Brief => Please output all of the entries exactly and omit any images they hold.

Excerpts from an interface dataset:
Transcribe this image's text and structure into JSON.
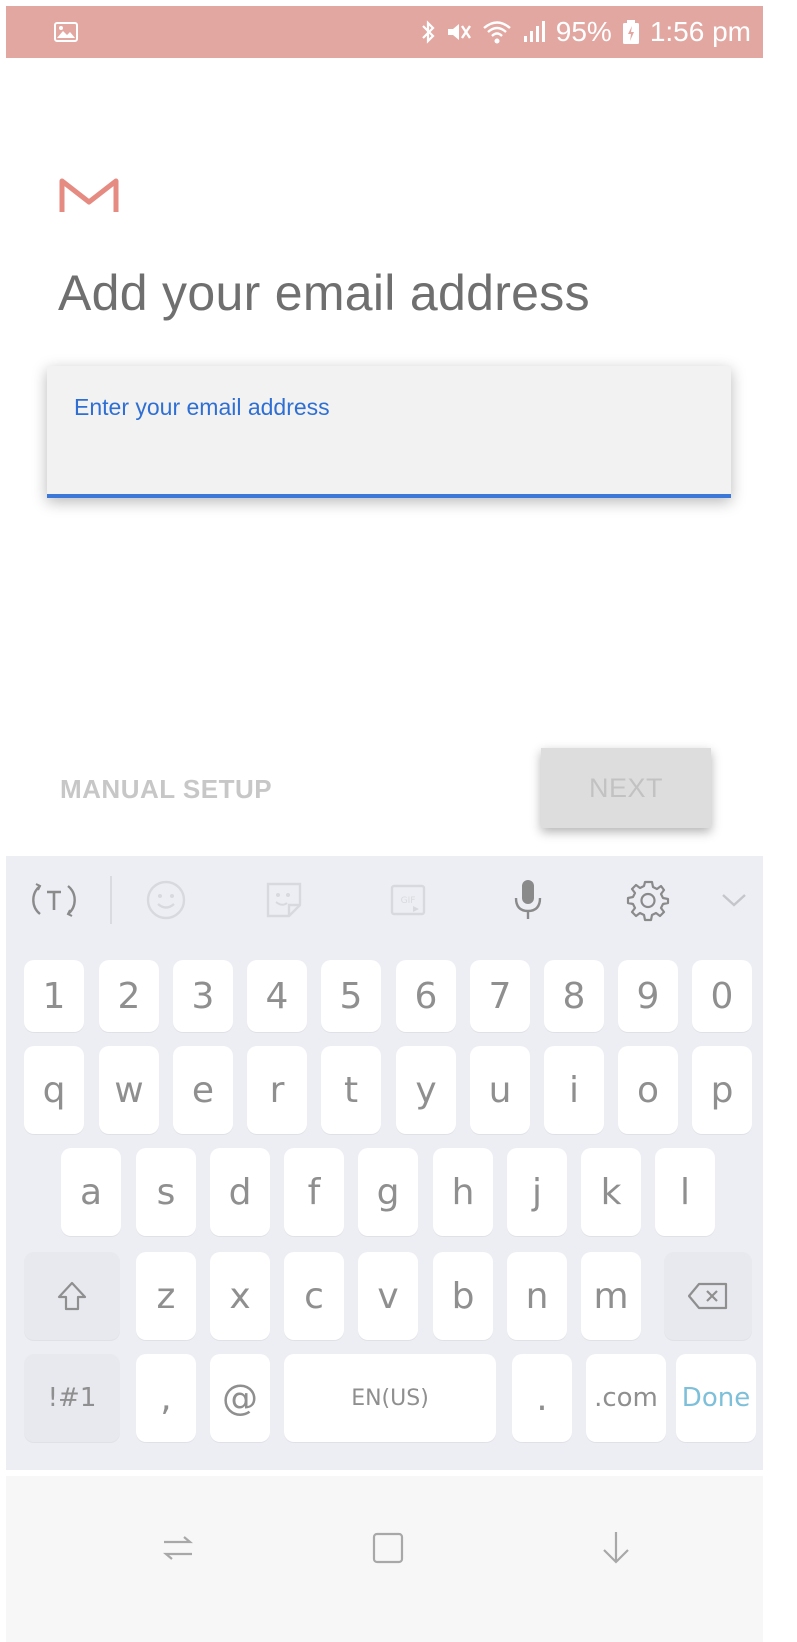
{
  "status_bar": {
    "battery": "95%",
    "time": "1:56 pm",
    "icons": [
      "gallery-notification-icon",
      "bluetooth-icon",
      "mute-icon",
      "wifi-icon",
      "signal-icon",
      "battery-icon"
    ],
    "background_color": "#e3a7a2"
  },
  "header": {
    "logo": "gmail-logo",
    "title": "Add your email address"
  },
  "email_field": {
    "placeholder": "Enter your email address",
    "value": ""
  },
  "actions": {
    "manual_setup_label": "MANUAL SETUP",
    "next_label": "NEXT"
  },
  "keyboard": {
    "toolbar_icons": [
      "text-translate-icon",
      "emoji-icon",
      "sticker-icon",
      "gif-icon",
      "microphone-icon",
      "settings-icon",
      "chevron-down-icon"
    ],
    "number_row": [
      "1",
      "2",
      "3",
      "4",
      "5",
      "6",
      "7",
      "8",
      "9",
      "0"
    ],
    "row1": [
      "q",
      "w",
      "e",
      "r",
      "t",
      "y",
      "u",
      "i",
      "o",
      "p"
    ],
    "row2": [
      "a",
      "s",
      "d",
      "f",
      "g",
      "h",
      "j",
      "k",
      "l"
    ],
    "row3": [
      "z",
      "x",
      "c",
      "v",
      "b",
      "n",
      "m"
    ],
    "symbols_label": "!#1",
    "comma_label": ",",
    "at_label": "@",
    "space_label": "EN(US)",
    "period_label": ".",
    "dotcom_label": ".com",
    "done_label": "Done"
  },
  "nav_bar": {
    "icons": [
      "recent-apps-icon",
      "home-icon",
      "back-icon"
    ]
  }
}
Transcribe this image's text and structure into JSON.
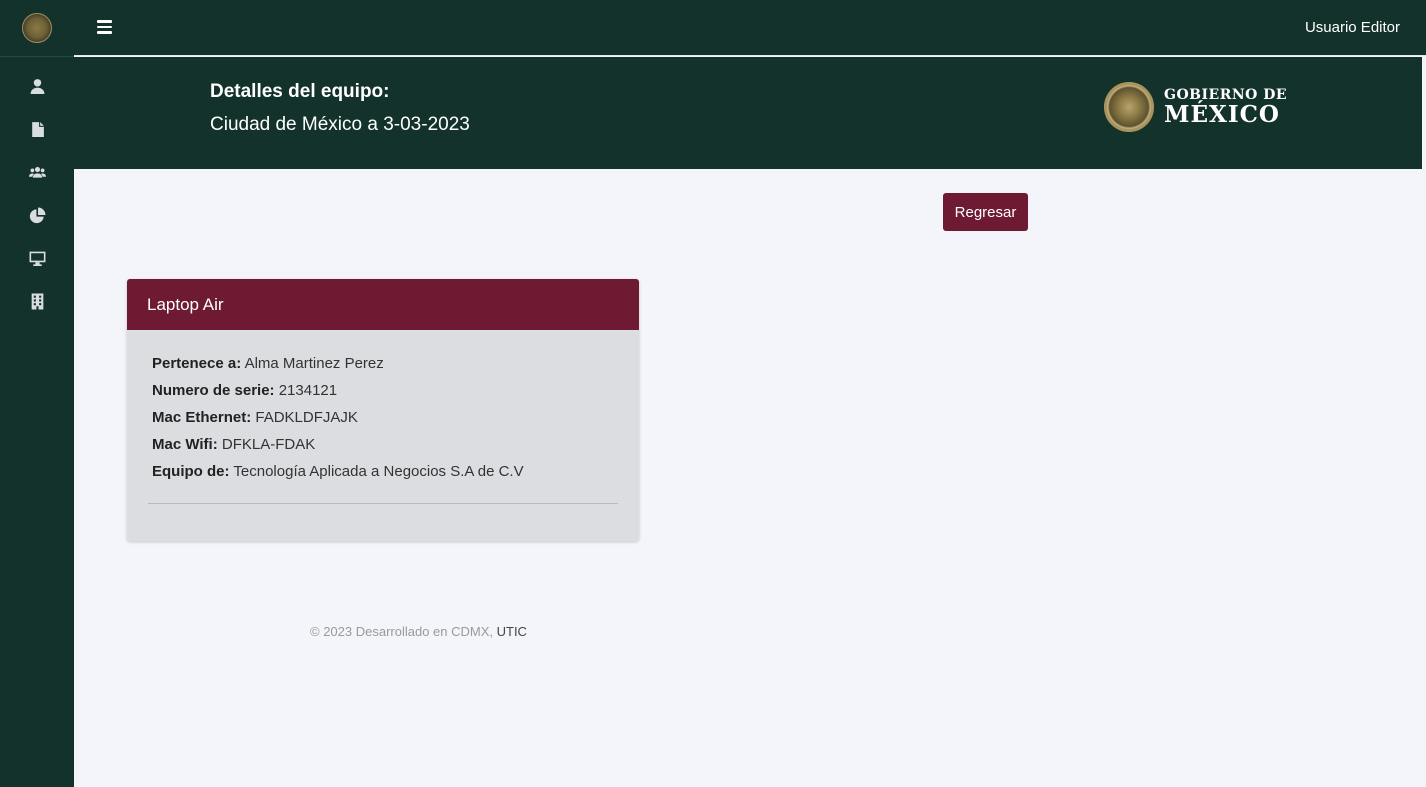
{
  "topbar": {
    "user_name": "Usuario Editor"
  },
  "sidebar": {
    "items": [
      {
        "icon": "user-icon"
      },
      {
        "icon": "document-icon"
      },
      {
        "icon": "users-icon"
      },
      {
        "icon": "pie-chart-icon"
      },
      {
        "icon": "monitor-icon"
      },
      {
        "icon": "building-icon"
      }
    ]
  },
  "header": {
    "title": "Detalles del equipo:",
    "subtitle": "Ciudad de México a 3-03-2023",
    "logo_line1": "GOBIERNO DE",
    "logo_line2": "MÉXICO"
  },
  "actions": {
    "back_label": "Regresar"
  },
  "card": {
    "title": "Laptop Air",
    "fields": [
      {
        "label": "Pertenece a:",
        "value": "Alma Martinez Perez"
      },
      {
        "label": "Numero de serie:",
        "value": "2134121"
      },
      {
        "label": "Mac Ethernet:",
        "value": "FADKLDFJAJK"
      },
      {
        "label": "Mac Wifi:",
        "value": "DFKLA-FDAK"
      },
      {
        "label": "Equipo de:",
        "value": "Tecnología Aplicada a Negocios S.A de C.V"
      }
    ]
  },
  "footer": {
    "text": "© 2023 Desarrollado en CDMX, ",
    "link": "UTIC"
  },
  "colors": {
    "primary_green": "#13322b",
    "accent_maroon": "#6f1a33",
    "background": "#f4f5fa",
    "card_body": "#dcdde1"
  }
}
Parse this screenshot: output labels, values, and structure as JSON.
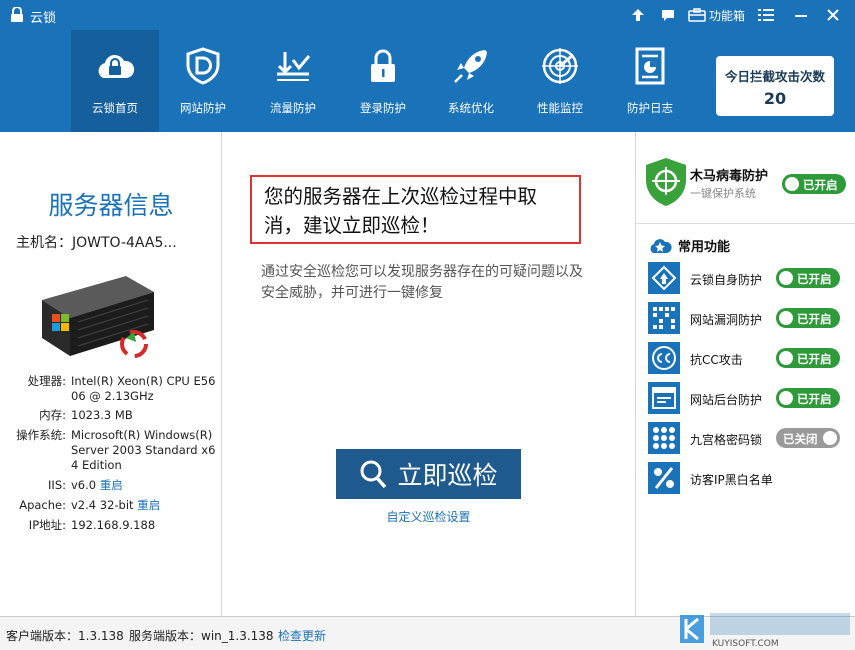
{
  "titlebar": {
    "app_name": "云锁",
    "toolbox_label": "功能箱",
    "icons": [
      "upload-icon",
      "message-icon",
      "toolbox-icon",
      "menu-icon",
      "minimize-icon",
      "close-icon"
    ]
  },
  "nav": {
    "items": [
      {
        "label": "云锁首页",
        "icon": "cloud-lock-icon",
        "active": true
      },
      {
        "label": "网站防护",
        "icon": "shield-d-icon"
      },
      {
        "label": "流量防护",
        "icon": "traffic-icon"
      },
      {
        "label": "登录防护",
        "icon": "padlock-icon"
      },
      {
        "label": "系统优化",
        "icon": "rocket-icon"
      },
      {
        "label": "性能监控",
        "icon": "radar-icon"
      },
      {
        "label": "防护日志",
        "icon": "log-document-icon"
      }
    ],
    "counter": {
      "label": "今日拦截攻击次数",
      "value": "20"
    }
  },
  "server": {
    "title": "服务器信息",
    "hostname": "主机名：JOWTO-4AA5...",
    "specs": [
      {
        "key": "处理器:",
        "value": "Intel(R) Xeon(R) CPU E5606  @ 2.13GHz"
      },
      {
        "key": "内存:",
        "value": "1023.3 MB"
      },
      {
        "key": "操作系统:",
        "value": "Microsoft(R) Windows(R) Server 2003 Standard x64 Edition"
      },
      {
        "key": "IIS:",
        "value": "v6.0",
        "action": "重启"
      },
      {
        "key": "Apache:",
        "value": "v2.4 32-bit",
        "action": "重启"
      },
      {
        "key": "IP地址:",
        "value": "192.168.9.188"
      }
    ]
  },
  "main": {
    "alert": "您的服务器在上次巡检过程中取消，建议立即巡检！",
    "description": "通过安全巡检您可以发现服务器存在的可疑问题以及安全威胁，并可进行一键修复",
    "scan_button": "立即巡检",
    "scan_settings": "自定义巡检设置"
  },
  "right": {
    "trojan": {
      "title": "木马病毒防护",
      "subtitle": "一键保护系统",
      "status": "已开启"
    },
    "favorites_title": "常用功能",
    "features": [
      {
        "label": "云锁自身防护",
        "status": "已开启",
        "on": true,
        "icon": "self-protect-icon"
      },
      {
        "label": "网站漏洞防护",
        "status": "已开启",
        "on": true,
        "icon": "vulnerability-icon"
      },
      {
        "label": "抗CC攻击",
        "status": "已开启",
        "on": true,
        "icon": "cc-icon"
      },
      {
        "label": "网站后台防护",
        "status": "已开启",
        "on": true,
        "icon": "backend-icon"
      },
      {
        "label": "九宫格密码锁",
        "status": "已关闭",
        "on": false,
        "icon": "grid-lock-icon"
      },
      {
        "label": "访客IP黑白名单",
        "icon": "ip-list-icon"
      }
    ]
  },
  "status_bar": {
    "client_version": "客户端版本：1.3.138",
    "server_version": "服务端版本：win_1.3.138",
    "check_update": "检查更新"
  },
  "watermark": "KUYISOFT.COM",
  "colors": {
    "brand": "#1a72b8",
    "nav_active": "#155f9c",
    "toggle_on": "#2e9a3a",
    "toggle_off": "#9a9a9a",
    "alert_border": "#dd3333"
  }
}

Result =>
Transcribe this image's text and structure into JSON.
{
  "status_bar": {
    "battery": "95%",
    "time": "1:56 pm",
    "icons": [
      "gallery-notification-icon",
      "bluetooth-icon",
      "mute-icon",
      "wifi-icon",
      "signal-icon",
      "battery-icon"
    ],
    "background_color": "#e3a7a2"
  },
  "header": {
    "logo": "gmail-logo",
    "title": "Add your email address"
  },
  "email_field": {
    "placeholder": "Enter your email address",
    "value": ""
  },
  "actions": {
    "manual_setup_label": "MANUAL SETUP",
    "next_label": "NEXT"
  },
  "keyboard": {
    "toolbar_icons": [
      "text-translate-icon",
      "emoji-icon",
      "sticker-icon",
      "gif-icon",
      "microphone-icon",
      "settings-icon",
      "chevron-down-icon"
    ],
    "number_row": [
      "1",
      "2",
      "3",
      "4",
      "5",
      "6",
      "7",
      "8",
      "9",
      "0"
    ],
    "row1": [
      "q",
      "w",
      "e",
      "r",
      "t",
      "y",
      "u",
      "i",
      "o",
      "p"
    ],
    "row2": [
      "a",
      "s",
      "d",
      "f",
      "g",
      "h",
      "j",
      "k",
      "l"
    ],
    "row3": [
      "z",
      "x",
      "c",
      "v",
      "b",
      "n",
      "m"
    ],
    "symbols_label": "!#1",
    "comma_label": ",",
    "at_label": "@",
    "space_label": "EN(US)",
    "period_label": ".",
    "dotcom_label": ".com",
    "done_label": "Done"
  },
  "nav_bar": {
    "icons": [
      "recent-apps-icon",
      "home-icon",
      "back-icon"
    ]
  }
}
Transcribe this image's text and structure into JSON.
{
  "topbar": {
    "user_name": "Usuario Editor"
  },
  "sidebar": {
    "items": [
      {
        "icon": "user-icon"
      },
      {
        "icon": "document-icon"
      },
      {
        "icon": "users-icon"
      },
      {
        "icon": "pie-chart-icon"
      },
      {
        "icon": "monitor-icon"
      },
      {
        "icon": "building-icon"
      }
    ]
  },
  "header": {
    "title": "Detalles del equipo:",
    "subtitle": "Ciudad de México a 3-03-2023",
    "logo_line1": "GOBIERNO DE",
    "logo_line2": "MÉXICO"
  },
  "actions": {
    "back_label": "Regresar"
  },
  "card": {
    "title": "Laptop Air",
    "fields": [
      {
        "label": "Pertenece a:",
        "value": "Alma Martinez Perez"
      },
      {
        "label": "Numero de serie:",
        "value": "2134121"
      },
      {
        "label": "Mac Ethernet:",
        "value": "FADKLDFJAJK"
      },
      {
        "label": "Mac Wifi:",
        "value": "DFKLA-FDAK"
      },
      {
        "label": "Equipo de:",
        "value": "Tecnología Aplicada a Negocios S.A de C.V"
      }
    ]
  },
  "footer": {
    "text": "© 2023 Desarrollado en CDMX, ",
    "link": "UTIC"
  },
  "colors": {
    "primary_green": "#13322b",
    "accent_maroon": "#6f1a33",
    "background": "#f4f5fa",
    "card_body": "#dcdde1"
  }
}
Parse this screenshot: output labels, values, and structure as JSON.
{
  "titlebar": {
    "app_name": "云锁",
    "toolbox_label": "功能箱",
    "icons": [
      "upload-icon",
      "message-icon",
      "toolbox-icon",
      "menu-icon",
      "minimize-icon",
      "close-icon"
    ]
  },
  "nav": {
    "items": [
      {
        "label": "云锁首页",
        "icon": "cloud-lock-icon",
        "active": true
      },
      {
        "label": "网站防护",
        "icon": "shield-d-icon"
      },
      {
        "label": "流量防护",
        "icon": "traffic-icon"
      },
      {
        "label": "登录防护",
        "icon": "padlock-icon"
      },
      {
        "label": "系统优化",
        "icon": "rocket-icon"
      },
      {
        "label": "性能监控",
        "icon": "radar-icon"
      },
      {
        "label": "防护日志",
        "icon": "log-document-icon"
      }
    ],
    "counter": {
      "label": "今日拦截攻击次数",
      "value": "20"
    }
  },
  "server": {
    "title": "服务器信息",
    "hostname": "主机名：JOWTO-4AA5...",
    "specs": [
      {
        "key": "处理器:",
        "value": "Intel(R) Xeon(R) CPU E5606  @ 2.13GHz"
      },
      {
        "key": "内存:",
        "value": "1023.3 MB"
      },
      {
        "key": "操作系统:",
        "value": "Microsoft(R) Windows(R) Server 2003 Standard x64 Edition"
      },
      {
        "key": "IIS:",
        "value": "v6.0",
        "action": "重启"
      },
      {
        "key": "Apache:",
        "value": "v2.4 32-bit",
        "action": "重启"
      },
      {
        "key": "IP地址:",
        "value": "192.168.9.188"
      }
    ]
  },
  "main": {
    "alert": "您的服务器在上次巡检过程中取消，建议立即巡检！",
    "description": "通过安全巡检您可以发现服务器存在的可疑问题以及安全威胁，并可进行一键修复",
    "scan_button": "立即巡检",
    "scan_settings": "自定义巡检设置"
  },
  "right": {
    "trojan": {
      "title": "木马病毒防护",
      "subtitle": "一键保护系统",
      "status": "已开启"
    },
    "favorites_title": "常用功能",
    "features": [
      {
        "label": "云锁自身防护",
        "status": "已开启",
        "on": true,
        "icon": "self-protect-icon"
      },
      {
        "label": "网站漏洞防护",
        "status": "已开启",
        "on": true,
        "icon": "vulnerability-icon"
      },
      {
        "label": "抗CC攻击",
        "status": "已开启",
        "on": true,
        "icon": "cc-icon"
      },
      {
        "label": "网站后台防护",
        "status": "已开启",
        "on": true,
        "icon": "backend-icon"
      },
      {
        "label": "九宫格密码锁",
        "status": "已关闭",
        "on": false,
        "icon": "grid-lock-icon"
      },
      {
        "label": "访客IP黑白名单",
        "icon": "ip-list-icon"
      }
    ]
  },
  "status_bar": {
    "client_version": "客户端版本：1.3.138",
    "server_version": "服务端版本：win_1.3.138",
    "check_update": "检查更新"
  },
  "watermark": "KUYISOFT.COM",
  "colors": {
    "brand": "#1a72b8",
    "nav_active": "#155f9c",
    "toggle_on": "#2e9a3a",
    "toggle_off": "#9a9a9a",
    "alert_border": "#dd3333"
  }
}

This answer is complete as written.